Social Networking and Personal Finance Mixed Together

June 14, 2007

Today’s WSJ had part two($) of their Young Money series. The WSJ has not made this series freely available to the public, which is unfortunate since most “young moneyers” aren’t subscribers. Anyhow, today’s article was about websites that allow people to manage their money in full public view, much like a lot of personal finance bloggers have been doing for years.

The article didn’t focus on bloggers, but rather on websites that operate sort of like forums. Users can upload their personal financial information and other users can offer up suggestions on how to do better. It’s a pretty cool idea but not one I will ever do since everyone knows me. I’m also a little leery of giving these sites access to my personal finance information as well as links and passwords to financial websites. From the article:

The type of information you need to enter into these sites — and how public that information becomes — depends on the site and what you want to get out of it. At Geezeo, for example, users provide their passwords for their bank and credit-card accounts, which the site uses to automatically pull users’ data into its systems. At Wesabe, users download a software program onto their computer and then enter their passwords. The program then pulls their data from the banks to users’ computers, and then uploads it to Wesabe’s computers.

At both sites, users’ data is kept private, although members can voluntarily share more information about themselves with other people. The sites will also aggregate user information to reveal spending patterns in the community — such as the average amount users spend on gas — but will not disclose individual data.

If you’re still interested, I have listed the sites below. I am only familiar with NetworthIQ. The rest of them I have never heard of. Here’s the sites listed in the article:

Organizing Your Finances

Tracking Expenses

Helping You Invest

Have any of you had any experience with any of these sites?
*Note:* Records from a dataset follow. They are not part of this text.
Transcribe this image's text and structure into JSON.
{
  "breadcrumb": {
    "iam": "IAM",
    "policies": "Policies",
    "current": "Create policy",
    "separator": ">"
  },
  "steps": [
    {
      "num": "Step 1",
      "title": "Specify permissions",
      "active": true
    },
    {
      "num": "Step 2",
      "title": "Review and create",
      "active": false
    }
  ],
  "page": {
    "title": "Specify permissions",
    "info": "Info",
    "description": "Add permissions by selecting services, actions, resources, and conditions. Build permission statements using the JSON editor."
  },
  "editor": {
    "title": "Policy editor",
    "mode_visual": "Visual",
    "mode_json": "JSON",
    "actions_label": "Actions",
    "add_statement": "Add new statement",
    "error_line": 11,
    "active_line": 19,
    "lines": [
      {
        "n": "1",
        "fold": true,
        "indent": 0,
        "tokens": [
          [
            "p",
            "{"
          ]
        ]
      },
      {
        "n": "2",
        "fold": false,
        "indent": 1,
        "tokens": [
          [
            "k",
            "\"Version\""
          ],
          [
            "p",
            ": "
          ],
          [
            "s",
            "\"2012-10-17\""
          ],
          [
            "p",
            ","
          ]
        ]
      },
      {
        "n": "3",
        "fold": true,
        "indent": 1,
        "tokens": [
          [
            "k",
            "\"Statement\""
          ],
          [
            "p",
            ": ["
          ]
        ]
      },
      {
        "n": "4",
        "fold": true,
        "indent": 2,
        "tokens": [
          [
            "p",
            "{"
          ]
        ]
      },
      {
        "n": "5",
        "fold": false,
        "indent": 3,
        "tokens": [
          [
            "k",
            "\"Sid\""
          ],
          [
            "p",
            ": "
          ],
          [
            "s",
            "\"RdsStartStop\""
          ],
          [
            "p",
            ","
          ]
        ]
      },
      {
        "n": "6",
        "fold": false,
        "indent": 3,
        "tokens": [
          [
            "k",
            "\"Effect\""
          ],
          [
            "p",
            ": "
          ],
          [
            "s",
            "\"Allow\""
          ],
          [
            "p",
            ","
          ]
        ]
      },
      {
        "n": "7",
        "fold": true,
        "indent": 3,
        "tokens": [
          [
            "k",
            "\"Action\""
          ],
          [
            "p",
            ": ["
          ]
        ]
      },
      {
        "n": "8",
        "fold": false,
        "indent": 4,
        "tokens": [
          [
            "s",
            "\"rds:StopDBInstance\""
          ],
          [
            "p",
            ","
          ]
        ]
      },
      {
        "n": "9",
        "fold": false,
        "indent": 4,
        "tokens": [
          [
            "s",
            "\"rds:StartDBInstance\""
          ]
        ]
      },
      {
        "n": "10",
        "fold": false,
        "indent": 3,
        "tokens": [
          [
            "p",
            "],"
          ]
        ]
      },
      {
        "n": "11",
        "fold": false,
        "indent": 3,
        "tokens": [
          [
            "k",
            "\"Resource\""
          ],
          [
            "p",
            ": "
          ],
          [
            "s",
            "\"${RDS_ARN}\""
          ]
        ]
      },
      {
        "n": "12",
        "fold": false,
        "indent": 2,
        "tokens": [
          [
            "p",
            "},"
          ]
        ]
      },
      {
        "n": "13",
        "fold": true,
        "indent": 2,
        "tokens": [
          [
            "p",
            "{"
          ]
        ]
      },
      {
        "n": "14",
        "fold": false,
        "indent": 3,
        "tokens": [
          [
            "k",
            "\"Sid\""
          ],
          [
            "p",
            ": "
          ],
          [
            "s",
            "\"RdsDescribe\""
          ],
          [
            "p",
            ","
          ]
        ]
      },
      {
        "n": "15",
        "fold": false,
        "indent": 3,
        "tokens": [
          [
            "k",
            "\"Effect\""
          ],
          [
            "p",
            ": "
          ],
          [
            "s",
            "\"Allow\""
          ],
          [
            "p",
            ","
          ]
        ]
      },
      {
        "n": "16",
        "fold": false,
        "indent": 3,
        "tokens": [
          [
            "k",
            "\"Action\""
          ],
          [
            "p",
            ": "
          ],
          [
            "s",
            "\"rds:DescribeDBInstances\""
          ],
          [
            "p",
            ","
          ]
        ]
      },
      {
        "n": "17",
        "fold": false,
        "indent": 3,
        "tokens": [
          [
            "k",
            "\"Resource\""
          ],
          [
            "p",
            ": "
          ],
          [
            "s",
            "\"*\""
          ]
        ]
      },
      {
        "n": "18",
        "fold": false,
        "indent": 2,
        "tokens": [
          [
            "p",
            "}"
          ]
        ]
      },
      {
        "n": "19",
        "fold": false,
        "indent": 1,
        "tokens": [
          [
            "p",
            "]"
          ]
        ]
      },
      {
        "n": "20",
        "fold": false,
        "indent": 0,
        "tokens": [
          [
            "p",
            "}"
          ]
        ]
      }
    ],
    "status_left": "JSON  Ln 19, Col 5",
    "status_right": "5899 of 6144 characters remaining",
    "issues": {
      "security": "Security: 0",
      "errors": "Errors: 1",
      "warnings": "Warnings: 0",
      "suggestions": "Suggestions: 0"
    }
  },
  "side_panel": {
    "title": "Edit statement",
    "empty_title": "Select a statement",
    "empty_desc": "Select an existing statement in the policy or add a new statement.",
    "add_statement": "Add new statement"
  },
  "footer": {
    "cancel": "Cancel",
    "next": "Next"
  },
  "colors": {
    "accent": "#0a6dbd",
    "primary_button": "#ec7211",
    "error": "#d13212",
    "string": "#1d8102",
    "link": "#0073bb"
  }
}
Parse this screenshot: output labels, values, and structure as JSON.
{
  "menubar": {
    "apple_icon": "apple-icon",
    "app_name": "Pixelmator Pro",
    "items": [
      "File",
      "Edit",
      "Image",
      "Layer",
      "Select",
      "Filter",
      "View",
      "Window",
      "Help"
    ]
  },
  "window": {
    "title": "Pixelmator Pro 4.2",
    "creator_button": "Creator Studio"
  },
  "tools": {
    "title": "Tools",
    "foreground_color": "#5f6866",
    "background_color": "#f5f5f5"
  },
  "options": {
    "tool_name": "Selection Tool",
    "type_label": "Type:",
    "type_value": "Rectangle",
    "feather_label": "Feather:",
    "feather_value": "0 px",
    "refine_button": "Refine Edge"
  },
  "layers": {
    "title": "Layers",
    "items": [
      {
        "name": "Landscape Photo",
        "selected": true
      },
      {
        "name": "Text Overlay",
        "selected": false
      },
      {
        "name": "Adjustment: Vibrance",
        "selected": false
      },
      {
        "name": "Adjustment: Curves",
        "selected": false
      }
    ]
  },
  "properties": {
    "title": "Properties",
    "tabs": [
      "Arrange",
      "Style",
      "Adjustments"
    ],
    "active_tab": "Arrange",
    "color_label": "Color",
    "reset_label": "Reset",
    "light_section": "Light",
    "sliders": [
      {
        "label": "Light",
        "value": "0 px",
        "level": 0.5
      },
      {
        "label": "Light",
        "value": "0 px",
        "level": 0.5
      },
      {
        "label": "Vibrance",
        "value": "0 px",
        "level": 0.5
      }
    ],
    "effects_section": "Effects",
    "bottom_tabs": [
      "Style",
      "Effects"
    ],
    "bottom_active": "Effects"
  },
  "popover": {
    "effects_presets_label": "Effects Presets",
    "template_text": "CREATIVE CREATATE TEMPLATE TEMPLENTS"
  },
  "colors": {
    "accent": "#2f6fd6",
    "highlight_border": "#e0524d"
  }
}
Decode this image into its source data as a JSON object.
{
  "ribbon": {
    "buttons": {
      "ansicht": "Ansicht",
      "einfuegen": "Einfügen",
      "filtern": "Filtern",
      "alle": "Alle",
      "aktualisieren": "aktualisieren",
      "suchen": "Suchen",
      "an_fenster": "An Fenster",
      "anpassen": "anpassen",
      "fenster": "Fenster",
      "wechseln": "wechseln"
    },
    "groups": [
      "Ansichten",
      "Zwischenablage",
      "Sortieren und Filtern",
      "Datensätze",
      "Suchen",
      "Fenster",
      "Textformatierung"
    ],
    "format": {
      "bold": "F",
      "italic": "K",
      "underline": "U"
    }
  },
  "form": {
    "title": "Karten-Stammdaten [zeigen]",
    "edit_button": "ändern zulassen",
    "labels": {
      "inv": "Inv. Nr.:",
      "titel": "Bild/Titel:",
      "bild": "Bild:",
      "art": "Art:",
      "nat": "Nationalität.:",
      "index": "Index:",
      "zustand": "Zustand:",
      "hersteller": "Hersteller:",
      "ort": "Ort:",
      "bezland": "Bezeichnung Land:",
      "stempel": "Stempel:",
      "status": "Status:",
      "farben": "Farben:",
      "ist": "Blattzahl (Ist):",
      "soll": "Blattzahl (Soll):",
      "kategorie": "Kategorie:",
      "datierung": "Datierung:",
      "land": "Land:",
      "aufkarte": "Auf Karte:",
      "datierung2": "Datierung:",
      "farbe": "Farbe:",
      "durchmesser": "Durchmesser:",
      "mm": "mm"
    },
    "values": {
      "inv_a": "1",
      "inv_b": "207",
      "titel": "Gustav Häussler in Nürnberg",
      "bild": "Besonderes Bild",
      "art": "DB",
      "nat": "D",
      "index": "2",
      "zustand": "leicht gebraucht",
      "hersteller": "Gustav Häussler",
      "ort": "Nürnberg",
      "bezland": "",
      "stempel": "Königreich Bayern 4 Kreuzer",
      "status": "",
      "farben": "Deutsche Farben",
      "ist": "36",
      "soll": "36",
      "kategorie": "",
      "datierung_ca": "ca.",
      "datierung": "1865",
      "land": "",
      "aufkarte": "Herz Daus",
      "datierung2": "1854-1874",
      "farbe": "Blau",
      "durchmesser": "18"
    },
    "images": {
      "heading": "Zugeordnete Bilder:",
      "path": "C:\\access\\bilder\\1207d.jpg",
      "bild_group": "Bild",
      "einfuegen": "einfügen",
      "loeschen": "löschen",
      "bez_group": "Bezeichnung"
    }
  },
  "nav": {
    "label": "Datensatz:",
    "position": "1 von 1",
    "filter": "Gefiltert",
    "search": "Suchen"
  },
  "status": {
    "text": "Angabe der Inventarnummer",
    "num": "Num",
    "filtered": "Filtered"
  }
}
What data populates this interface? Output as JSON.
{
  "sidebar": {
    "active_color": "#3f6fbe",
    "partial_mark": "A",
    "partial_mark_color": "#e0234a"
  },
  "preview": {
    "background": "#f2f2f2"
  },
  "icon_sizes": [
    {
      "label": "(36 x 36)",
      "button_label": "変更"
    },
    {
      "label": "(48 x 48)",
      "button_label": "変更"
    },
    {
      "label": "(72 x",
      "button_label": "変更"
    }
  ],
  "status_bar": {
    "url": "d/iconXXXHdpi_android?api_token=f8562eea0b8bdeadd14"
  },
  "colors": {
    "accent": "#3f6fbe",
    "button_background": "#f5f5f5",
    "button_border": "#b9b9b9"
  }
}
If so, leave a comment and let the rest of us know what you think.

7 responses to Social Networking and Personal Finance Mixed Together

  1. Hi JLP. Boy, that makes me happy to hear that we’re the only one you’re familiar with! Especially since we have fewer resources than any of the other guys. I’m hearing good things about Wesabe. It’s aimed at tracking spending while we take a higher level (and simpler, IMO) view by just looking at net worth every month to keep you on track. I’ve never heard of Geezeo until now and the Expense tracking sites are really aimed at college students/younger people who have shared expenses (like the electric bill). Covestor is new to me too and does look interesting.

    Thanks for the link.

  2. We use NetWorthIQ, but I keep our profile private. The only thing I would remind people about when they use it is that they shouldn’t use it as a comparison tool. You can run all kinds of reports on it to compare your net worth to others on the site by Age, Income, Occupation, etc., but obviously many profiles on the site are going to be fake / inaccurate / inflated. However, if you’re just looking to track your Assets & Liabilities, it’s an easy tool.

  3. I just recently (after seeing an article about it) signed up for Wasabe. It is quite interesting, but I found that they currently can’t incorporate my information from Capital One Bank. Until they can do this, the utility it provides is somewhat limited.
    One thing Wasabe does have is an interesting user community that is full of great ideas (“tips” as they are called). It is easy to post a questions/need and have community members quickly respond with ideas and personal anecdotes. I was also impressed to see that those running the site are actively involved in the user community as well.
    Wasabe seems to be making regular updates and enhancements. The upload tool they provide was very simple (I was able to upload my credit card data), and made me more comfortable than handing over my bank passwords.
    One neat feature that Wasabe hangs its hat on is a tool that deciphers all of the transaction codes, numbers and letters that appear on your bank/credit card statements. Some of these codes are deciphered by members of the community, so the community as a whole is enhanced by individual contributions.

    Anyway, Wasabe is the only one I have ever tried, so I have no points of comparison. I think once they get Capital One Bank download ability, I will be able to better leverage their services.

  4. I was featured in a different WSJ article today (Thursday), but they failed to mention my website name, so I’m not writing about it. I’m upset with the editor, so I don’t want to send them any traffic. Like the article you mentioned, mine is also for subscribers only (it’s about customizable laptops), so there’s no point in linking to it anyway 🙁

  5. I can’t believe no one has mentioned Yodlee Money center. They even have the ability to pull bills/ and reward accoutns. Not everything is there, but I’ve only run into one problem and it is currently listed as a beta which means it will be working soon. The link is monecenter.yodlee.com.

  6. Some great coverage about the entire space in the last few days. Jordan, If you are looking for a place that can automate your capital one account – you should check out Geezeo.

    best of luck… A bunch of great companies mentioned…

  7. @Amanda Thanks for using NetworthIQ. Great to see members out here in the blogosphere. I appreciate your caution with regards to the comparisons, and would note that we recently started filtering out stale profiles from the listings and statistics which has cleaned a large portion of the seemingly obvious fake profiles. We will continue to tweak this and add more ways to clean these up.

    I do believe comparisons are a good data point, not as important as keeping track of your own money consistently, but one way to see if you’re on track to meet your goals. If somebody is of similar age, occupation and location and is way ahead of me, perhaps I can learn something from them. While I agree you shouldn’t get too caught up in them, I wouldn’t discount them altogether.